Matthew Drinkwater, Head of Fashion Innovation Agency, London College of Fashion, UAL recently explained the ways that creative AI, machine learning and immersive experiences are helping to push the boundaries of fashion, in articles in Metro and Forbes.

​It has long been evident that fashion weeks have needed to evolve to provide a much more varied and accessible experience. One fact is undeniable, the increased blurring of our physical and digital lives is going to lead to fashion shows that are markedly different from the traditional runway of the past.” - Matthew Drinkwater

AI comes to millions of Adobe users

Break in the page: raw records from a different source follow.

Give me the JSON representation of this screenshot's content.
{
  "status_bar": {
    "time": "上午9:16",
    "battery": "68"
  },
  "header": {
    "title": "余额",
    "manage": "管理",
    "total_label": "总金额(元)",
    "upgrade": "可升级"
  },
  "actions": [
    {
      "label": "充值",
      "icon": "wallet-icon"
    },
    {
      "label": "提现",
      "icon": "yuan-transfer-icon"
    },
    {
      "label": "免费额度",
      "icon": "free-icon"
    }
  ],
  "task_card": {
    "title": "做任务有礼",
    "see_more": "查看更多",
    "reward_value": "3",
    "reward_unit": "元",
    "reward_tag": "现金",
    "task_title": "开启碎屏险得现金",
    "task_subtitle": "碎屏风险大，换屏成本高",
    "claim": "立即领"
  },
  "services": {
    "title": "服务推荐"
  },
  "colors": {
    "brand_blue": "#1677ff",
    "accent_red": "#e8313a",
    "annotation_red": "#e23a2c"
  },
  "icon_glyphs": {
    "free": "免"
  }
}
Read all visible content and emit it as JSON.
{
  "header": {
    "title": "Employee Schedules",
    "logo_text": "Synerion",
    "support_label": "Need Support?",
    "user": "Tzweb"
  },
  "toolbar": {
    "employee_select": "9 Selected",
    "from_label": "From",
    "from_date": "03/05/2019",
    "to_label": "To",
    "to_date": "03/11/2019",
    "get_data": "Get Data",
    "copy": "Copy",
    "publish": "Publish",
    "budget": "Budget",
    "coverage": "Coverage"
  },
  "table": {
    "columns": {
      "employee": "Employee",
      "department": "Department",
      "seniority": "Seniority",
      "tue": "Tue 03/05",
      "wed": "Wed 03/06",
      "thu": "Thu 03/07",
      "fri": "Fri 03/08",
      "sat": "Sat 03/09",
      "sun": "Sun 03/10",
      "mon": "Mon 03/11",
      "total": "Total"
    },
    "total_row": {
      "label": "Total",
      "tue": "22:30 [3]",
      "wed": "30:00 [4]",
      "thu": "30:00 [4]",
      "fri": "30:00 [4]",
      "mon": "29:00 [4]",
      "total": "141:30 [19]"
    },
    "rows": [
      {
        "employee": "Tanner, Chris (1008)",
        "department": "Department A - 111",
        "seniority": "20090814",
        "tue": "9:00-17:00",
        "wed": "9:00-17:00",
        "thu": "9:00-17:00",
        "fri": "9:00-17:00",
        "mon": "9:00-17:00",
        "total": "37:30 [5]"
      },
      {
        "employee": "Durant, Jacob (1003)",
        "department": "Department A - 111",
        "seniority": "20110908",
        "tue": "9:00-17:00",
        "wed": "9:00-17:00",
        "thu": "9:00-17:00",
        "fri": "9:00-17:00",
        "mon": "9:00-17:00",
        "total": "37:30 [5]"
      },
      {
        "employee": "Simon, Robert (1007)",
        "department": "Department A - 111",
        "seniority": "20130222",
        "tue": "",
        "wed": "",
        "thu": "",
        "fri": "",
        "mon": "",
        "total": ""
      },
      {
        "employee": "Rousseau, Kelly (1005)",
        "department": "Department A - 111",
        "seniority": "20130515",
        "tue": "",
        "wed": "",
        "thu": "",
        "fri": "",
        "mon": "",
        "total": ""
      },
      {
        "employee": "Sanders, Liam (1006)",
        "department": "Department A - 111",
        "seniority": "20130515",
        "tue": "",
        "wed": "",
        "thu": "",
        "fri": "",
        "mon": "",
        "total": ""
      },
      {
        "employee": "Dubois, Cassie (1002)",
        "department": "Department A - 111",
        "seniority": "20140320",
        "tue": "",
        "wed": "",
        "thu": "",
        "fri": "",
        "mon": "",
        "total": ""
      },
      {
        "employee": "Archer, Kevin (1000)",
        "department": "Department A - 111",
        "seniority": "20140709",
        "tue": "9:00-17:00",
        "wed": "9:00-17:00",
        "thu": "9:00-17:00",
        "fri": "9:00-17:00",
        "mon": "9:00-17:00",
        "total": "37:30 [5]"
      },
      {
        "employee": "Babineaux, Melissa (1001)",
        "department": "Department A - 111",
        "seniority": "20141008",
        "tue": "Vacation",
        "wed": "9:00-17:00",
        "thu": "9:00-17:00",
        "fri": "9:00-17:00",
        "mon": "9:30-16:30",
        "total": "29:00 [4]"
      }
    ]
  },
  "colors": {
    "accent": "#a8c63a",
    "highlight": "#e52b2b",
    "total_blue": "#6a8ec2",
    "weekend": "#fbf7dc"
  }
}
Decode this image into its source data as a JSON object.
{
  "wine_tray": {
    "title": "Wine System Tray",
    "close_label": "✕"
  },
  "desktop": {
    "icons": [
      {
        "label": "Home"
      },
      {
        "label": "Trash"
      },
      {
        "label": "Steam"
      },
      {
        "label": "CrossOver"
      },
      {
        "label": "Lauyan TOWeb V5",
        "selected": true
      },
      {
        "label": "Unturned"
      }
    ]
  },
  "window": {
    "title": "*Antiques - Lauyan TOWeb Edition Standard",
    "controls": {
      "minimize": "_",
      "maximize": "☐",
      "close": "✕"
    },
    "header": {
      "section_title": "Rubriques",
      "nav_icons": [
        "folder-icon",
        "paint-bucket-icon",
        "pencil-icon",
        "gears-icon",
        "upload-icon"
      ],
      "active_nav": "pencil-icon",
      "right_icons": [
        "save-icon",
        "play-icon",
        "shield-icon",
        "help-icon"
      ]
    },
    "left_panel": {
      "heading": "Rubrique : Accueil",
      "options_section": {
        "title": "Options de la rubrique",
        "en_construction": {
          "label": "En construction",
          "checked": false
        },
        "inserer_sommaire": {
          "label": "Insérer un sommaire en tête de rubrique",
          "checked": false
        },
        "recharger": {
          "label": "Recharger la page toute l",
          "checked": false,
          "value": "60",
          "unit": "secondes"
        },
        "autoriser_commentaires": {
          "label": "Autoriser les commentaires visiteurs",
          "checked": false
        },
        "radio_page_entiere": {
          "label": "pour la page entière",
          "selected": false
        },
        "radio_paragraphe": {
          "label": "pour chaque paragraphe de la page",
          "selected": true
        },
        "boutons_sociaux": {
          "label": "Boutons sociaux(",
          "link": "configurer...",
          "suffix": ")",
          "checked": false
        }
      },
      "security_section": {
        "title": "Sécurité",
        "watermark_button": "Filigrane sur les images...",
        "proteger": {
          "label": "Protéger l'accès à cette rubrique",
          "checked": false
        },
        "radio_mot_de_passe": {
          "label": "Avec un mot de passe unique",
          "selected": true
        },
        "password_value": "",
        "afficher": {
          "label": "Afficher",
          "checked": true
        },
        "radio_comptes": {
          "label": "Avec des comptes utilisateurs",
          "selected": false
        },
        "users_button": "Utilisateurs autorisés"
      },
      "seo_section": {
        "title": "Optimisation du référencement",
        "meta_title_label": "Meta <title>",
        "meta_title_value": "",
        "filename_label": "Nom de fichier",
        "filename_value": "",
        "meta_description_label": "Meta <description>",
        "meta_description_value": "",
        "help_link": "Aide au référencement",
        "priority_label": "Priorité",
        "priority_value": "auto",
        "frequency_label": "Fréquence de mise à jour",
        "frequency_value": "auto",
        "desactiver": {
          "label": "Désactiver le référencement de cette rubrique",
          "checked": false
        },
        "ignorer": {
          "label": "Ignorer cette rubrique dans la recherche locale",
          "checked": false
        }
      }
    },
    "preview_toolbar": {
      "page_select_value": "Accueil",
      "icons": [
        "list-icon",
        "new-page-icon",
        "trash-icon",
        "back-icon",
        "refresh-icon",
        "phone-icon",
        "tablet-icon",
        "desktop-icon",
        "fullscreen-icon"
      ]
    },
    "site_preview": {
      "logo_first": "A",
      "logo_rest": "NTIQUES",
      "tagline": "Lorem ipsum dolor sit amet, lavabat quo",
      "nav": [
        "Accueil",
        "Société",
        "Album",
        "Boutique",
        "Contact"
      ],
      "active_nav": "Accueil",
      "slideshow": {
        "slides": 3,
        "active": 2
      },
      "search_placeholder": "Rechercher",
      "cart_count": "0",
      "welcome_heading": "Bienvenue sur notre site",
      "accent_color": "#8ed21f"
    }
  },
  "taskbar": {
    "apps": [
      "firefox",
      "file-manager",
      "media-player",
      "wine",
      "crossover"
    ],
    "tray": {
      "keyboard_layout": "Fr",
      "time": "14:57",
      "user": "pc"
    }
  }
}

The worldwide community of Adobe Creative Cloud users including designers, artists, content creators, photographers, editors and communications and media producers now have AI in their hands with the release of Adobe's AI and machine learning-based plugins for Photoshop, called Neural Filters.

Neural Filters is a major breakthrough in AI-powered creativity and the beginning of a complete reimagination of filters and image manipulation using Photoshop. This technology is designed to revolutionise photography-editing workflows and give users the tools to edit and manipulate photographs and particularly portrait shots, in ways that weren't previously possible.

Why do we need a Centre for AI and the Creative Industries?

As other countries rapidly increase their investment in AI, without the necessary strategic support, we risk an opportunity being missed and the UK’s creative industries getting left behind in what is to be a key future technology. A dedicated centre would help us bridge the gap between academic research and practical application enabling us to lead the world in this emerging frontier.

Its remit would include developing training and skills in AI for the creative industries; acting as a gateway for creative businesses wanting to develop AI tools; exposing researchers to the technical issues of applying AI in creative settings and finally, supporting commercial development for AI creative start-ups.

Professor Mick Grierson, Research Leader, UAL Creative Computing Institute

Main image: UAL Creative Computing Institute MSc Creative Computing student Anna Tsuda in the studio. Photo by Alys Tomlinson

London College of Fashion, UAL x Microsoft: The Future of Fashion: 2019 student project with Microsoft and the Fashion Innovation Agency.  From zero-waste patterns made with AI to collaborative Mixed Reality design, London College of Fashion students are harnessing innovation to disrupt the industry. Learn more at